I have an old friend who calls me "the Hallmark lady" because I always remember to send cards, with personal notes inside, for the special occasions of friends and family.  It's an important habit for me, and another one is the subject of today's post: letter writing.

I will admit I don't write as many letters as I used to, but I've made a recent commitment to change that because I think it's a necessary part of living that needs to be preserved.  Plus, I get great satisfaction out of penning personal thoughts and stories of recent happenings in my life, and sending them off in a stamped envelope to people I care about.

I'm not alone in this venture, I've learned.  There are many others who agree with me that keeping the art of letter writing alive is worth the time.  Just do an online search of "letter writing" and read about all those who consider it a rewarding activity.  My favorite is a website called the Letter Writers Alliance.  It was started about five years ago by two women in Chicago; Kathy Zodrozny and Donovan Beeson.  Check out this site - their dedication to this effort, coupled with interesting history, anecdotes, photos, and blogs all combine to inspire.

This is an international movement as well.  As an example, the BBC did a story on "the importance of paper correspondence".  Now, I'm not - nor is the Letter Writers Alliance - anti-technology.  E-mail has its purpose and the LWA refers to its website as its "clubhouse".  But consider what a recipient receives when they open their mailbox and discover something besides junk mail and bills.  That's reason enough, even before considering the caring message such effort sends to that person.  Plus, it's just as rewarding to the writer of a letter; trust me on this.

One of my favorite examples of how sending a letter can impact a life focuses on Honor Flight Chicago, an organization that takes WWII vets to Washington DC by plane, gives them a tour of the WWII Memorial and other historic sights of our Capital and then, on the flight back, they receive "mail call"; handwritten letters from friends, family, and even strangers that the veterans say touch them the most about this experience.  Just imagine their reaction to words of thanks from so many; that's an image worth motivating you to take the time to sit down with pen and paper.

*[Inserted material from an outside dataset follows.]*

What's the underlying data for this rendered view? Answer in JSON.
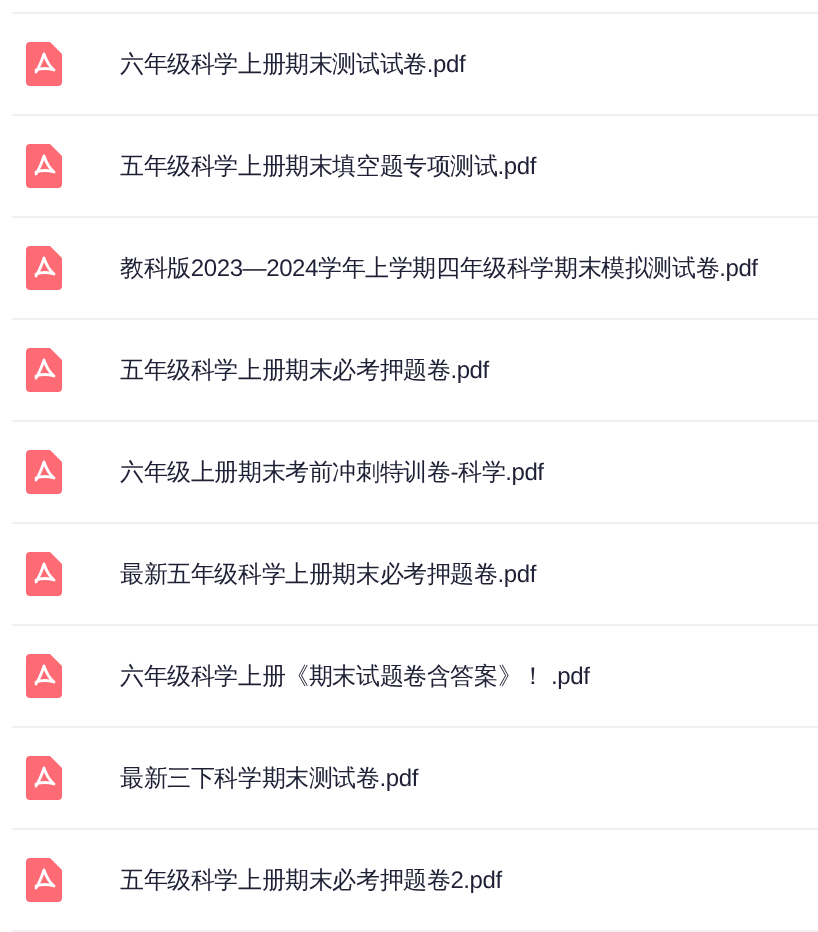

The book I'm working on now will take the reader from the present to the time of WWII.   One of my aims in the storytelling is to focus on the differences of the two societies and how our present can always learn from the past.  In that past were many elements of humanity that can be embraced still, and make us the better for pursuing them.  I think the time taken to write a letter is one of those.  

Tuesday, April 24, 2012

Getting Back To It

I was shocked when I viewed my blog this morning to discover that my last post was three months ago!  And it didn't say much - other than I was sick.  That sickness did linger on into March, off and on, and did cause my creative world to come to a halt.  But still.  I should have been keeping up with the blog regardless of my personal circumstances.  Right?

Well, not really.  I was concentrating on getting my physical being back in order so that I could function on all cylinders and get back to pursuing my creative side again.  But being out of it for so many months meant that I had a lot of other things to focus on before I could give my attention to writing.   Family issues, commitments, helping my husband rekindle his art business; the list goes on.  And I knew I was putting my writing on a back burner but it was necessary.

But now I'm physically strong, mentally organized and ready to get back at it.  I'm not bemoaning the time flown by as time lost, though.  I really think the best is yet to come in 2012.  Hang in there with me and see if I'm right!  

Monday, January 23, 2012

Update on me

For those of you regular readers, I just wanted to let you know I am alive and mostly well.  The holidays were relaxing and filled with family fun, then I got sick on New Year's Day - yuck!  It's a sinus thing that continues to plague me so I haven't accomplished much in the way of work; a sinus headache can take all the energy out of doing anything!

Anyway, I am better and slowly getting my desk cleared and organized again, and my focus back on writing.  I have good feelings about positive accomplishment in 2012, and I promise to share any and all good news here!